I'm trying to solve the following question:
Let G be graph on n ≥ 4 vertices with 2n − 2 edges. Prove that G has two cycles of equal length.
I have reached the following observations:
- If I try and prove this by induction, during the induction step I have a graph of n vertices and if I remove the minimal-degree vertex it's easy to see that if it has 2 or less edges, then the resulting graph is a graph of n-1 vertices and at least 2(n-1)-2 edges, so by the induction assumption there are two cycles of equal length.
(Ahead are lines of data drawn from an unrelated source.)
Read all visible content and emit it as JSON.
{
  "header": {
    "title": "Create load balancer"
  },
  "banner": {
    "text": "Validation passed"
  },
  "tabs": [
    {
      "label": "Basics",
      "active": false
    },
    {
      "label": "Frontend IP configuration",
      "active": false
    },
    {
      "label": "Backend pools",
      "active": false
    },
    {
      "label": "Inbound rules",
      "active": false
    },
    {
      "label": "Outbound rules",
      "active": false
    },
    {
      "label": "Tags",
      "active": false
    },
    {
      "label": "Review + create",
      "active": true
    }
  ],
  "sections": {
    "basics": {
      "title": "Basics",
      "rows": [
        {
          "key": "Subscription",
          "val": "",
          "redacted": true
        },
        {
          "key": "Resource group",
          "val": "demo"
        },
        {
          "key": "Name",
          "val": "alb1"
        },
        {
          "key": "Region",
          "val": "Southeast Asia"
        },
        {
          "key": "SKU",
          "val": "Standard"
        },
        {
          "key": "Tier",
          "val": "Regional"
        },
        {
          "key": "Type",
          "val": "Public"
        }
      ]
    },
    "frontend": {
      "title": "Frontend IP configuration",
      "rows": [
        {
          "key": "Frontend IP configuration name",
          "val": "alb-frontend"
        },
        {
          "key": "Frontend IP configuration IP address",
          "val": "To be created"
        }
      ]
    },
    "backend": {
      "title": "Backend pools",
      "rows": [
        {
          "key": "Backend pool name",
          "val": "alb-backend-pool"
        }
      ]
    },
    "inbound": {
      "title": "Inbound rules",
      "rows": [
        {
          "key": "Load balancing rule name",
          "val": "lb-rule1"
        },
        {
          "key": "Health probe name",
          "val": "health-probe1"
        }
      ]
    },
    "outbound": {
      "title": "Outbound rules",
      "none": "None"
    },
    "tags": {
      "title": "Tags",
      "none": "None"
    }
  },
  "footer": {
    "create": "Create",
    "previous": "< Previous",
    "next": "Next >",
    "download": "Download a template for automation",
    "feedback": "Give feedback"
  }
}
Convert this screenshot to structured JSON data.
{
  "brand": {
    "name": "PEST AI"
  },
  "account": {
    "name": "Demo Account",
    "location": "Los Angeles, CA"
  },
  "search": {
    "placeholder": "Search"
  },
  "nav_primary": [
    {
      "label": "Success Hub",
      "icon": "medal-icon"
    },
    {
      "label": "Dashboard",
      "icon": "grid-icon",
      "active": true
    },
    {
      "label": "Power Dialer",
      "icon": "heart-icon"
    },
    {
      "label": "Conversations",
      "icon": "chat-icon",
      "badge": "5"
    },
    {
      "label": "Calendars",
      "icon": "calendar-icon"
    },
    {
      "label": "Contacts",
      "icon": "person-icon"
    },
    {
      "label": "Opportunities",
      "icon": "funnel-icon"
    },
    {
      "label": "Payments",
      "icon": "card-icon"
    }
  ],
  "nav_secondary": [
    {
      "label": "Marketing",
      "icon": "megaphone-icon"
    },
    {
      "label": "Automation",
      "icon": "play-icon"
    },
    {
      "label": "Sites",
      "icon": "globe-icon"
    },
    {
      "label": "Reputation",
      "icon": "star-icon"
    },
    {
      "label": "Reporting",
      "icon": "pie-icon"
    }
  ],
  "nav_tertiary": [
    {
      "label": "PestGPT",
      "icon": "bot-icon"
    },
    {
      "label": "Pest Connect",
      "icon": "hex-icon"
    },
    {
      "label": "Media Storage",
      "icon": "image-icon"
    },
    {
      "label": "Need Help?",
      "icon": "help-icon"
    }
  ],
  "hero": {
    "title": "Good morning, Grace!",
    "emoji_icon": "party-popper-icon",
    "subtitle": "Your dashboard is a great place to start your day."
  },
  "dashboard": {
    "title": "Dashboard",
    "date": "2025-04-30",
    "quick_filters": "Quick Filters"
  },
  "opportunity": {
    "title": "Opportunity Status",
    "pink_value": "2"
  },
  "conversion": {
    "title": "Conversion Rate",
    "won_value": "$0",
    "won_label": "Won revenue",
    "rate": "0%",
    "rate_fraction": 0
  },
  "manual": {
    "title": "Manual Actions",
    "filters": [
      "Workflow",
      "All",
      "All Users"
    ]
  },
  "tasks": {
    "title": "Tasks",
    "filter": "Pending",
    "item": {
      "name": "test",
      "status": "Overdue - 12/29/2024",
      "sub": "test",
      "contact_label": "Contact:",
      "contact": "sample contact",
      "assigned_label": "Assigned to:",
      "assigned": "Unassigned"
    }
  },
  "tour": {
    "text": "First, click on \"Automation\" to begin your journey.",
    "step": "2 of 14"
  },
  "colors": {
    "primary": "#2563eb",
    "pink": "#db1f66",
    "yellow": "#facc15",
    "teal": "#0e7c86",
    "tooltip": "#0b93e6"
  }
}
However I still need to prove that if the minimal degree in the original n-vertices graph is larger than 2, then this means it is still possible to find two equal length cycles (it's no longer possible to remove a vertex and keep the required amount of edges).
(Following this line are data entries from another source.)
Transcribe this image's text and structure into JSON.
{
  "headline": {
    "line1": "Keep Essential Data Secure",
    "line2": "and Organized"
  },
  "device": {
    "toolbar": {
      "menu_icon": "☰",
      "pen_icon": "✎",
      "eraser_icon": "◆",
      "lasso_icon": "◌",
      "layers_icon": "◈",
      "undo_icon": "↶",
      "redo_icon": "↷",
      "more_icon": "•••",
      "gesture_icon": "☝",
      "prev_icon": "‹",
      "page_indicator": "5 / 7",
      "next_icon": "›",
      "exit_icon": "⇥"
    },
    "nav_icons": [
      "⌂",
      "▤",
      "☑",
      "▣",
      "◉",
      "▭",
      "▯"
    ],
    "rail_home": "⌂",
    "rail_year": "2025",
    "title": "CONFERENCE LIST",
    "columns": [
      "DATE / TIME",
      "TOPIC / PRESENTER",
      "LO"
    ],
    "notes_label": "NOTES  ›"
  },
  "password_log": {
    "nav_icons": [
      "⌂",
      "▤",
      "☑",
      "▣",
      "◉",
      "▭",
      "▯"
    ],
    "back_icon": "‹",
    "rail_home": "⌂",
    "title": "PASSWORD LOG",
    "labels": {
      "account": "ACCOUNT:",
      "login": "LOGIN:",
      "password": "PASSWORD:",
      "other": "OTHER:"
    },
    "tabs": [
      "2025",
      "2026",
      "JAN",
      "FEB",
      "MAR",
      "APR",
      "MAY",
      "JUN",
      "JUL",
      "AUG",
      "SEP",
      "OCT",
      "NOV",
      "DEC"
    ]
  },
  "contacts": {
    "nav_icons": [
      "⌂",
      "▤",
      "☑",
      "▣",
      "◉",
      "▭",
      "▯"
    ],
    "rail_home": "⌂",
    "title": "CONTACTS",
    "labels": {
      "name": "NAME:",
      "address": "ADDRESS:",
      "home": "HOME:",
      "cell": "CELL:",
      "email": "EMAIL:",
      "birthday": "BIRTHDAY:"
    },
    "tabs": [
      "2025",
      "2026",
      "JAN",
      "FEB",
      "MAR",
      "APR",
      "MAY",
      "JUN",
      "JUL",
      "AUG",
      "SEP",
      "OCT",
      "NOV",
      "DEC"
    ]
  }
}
- If a graph has a minimal degree of 3, then it has a cycle with a chord - perhaps this could help me here, alongside with the induction idea?
- If the minimal degree is 3 I believe this means that there must be a cycle of length 4 (at least one). Maybe it's possible to look at this cycle and do something with it (maybe removing it...?)
Any help would be appreciated as I am currently a bit stuck.